Creigh Deeds: Progress made in nonpartisan redistricting
The session grinds on with early mornings and late evenings. Meetings of committees and subcommittees go just about around the clock. Trying to find a balance of what is right for over eight million Virginians who are from areas as diverse as Fairfax and Arlington Counties and Wise and Bland Counties requires a lot of work.
Many times bills are changed and compromises reached by people who in the end can’t vote for them. The bottom line however is that many of the chefs in the kitchen have a hand in the final product.
Coming into this session one major issue before us is redistricting. In Virginia, before a constitutional amendment goes to the people for referendum, legislation must be approved by two sessions of the General Assembly with an intervening election. In 2019 a Resolution passed to move forward with a constitutional amendment to reform the redistricting process in a way to allow more input from the public. This year competing interests have been working together to address the many concerns raised about this approach.
One group within the majority party is determined that the amendment go forward as it did last year. Another group favors bipartisan redistricting but wants to address the imperfections in the bill last year before moving forward. A third group adopting a “to the victors go the spoils” approach would like to drop the whole idea of redistricting reform and just allow the Democrats to draw the lines next year under the existing rules.
Next week the Privileges and Elections Committee will consider a number of bills related to this matter. One of those bills is the second Resolution of the constitutional amendment. I anticipate that legislation will go forward and pass the General Assembly, thus placing the matter before the voters this fall. However, the amendment has several substantial flaws. The amendment does not include a list of criteria for redistricting, thus leaving it up to the General Assembly to decide what factors may be considered during the process. Legislators will also comprise half of the redistricting panel, leaving intact the inherent conflict of the decision-makers. Finally, the General Assembly must approve the plan. So the Commission anticipated by this amendment falls far short of the approach I have proposed over the years.

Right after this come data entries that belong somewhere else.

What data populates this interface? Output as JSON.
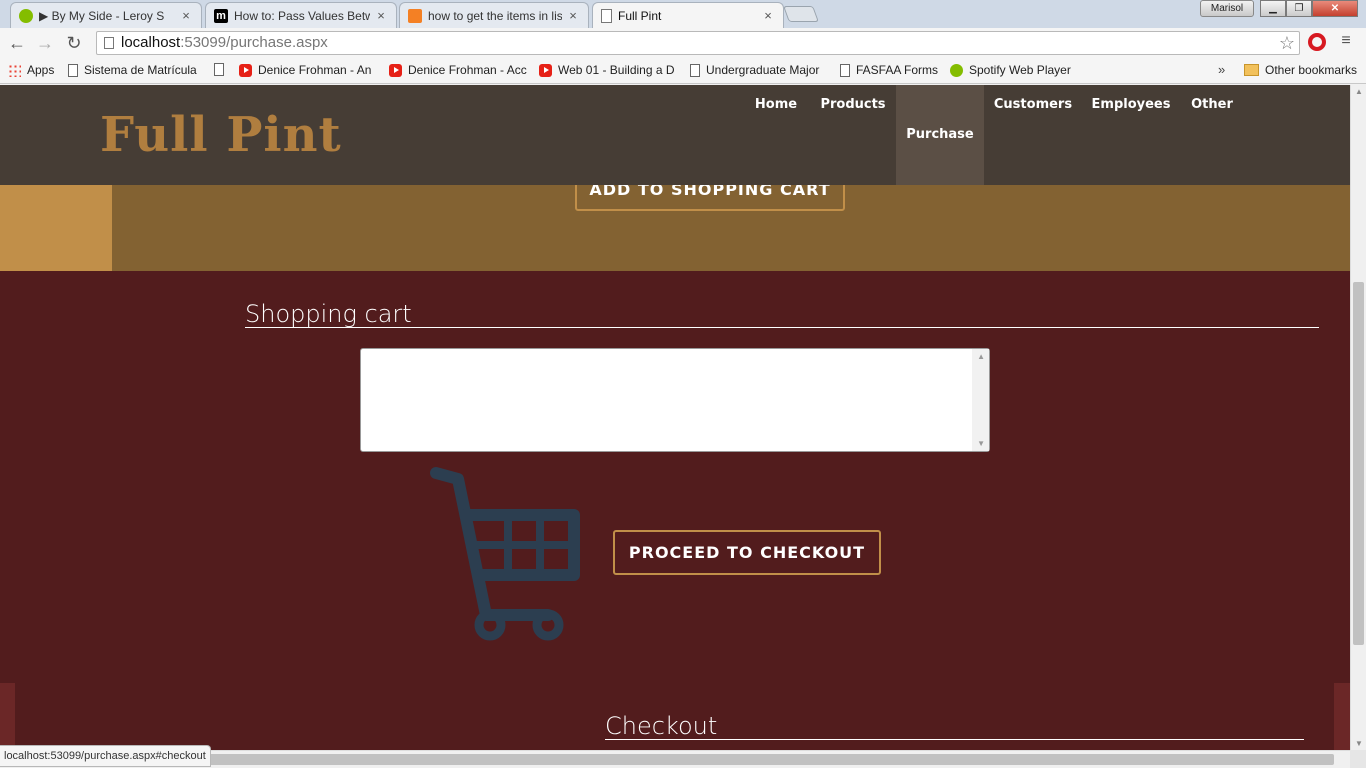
{
  "browser": {
    "tabs": [
      {
        "title": "▶ By My Side - Leroy S",
        "close": "×"
      },
      {
        "title": "How to: Pass Values Betwe",
        "close": "×"
      },
      {
        "title": "how to get the items in lis",
        "close": "×"
      },
      {
        "title": "Full Pint",
        "close": "×"
      }
    ],
    "profile_name": "Marisol",
    "url_host": "localhost",
    "url_path": ":53099/purchase.aspx",
    "bookmarks": [
      "Apps",
      "Sistema de Matrícula",
      "",
      "Denice Frohman - An",
      "Denice Frohman - Acc",
      "Web 01 - Building a D",
      "Undergraduate Major",
      "FASFAA Forms",
      "Spotify Web Player"
    ],
    "bookmarks_overflow": "»",
    "other_bookmarks": "Other bookmarks",
    "status_url": "localhost:53099/purchase.aspx#checkout"
  },
  "site": {
    "logo": "Full Pint",
    "nav": [
      "Home",
      "Products",
      "Purchase",
      "Customers",
      "Employees",
      "Other"
    ],
    "active_nav": "Purchase",
    "add_to_cart_button": "ADD TO SHOPPING CART",
    "shopping_cart_heading": "Shopping cart",
    "checkout_button": "PROCEED TO CHECKOUT",
    "checkout_heading": "Checkout"
  },
  "colors": {
    "header_bg": "#463d35",
    "accent_gold": "#c18f49",
    "band": "#836232",
    "main_bg": "#521c1d",
    "cart_icon": "#2c3e50"
  }
}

Nonetheless, despite these flaws, I believe Virginia will join the growing list of states with nonpartisan or bipartisan redistricting. This session, the amendment will go forward, a criteria bill will be passed, and the voters will approve this new approach to drawing district lines. Redistricting reform is incredibly important, as it affects the very foundations of our democracy. Legislators should not pick their voters, voters should pick their legislators. Despite its flaws, people have to decide if, in this case, the perfect is the enemy of the good. My view is that this amendment should go forward. We will have a broader discussion of the topic in committee next week and decide whether to take this approach or go back to the drawing board.
It continues to be an incredible honor and a humbling experience for me to serve you in Senate of Virginia. If I can be of service to you or if you have comments or questions, please contact my office at (804) 698-7525 or by email at email@example.com.
Creigh Deeds is a member of the Virginia Senate.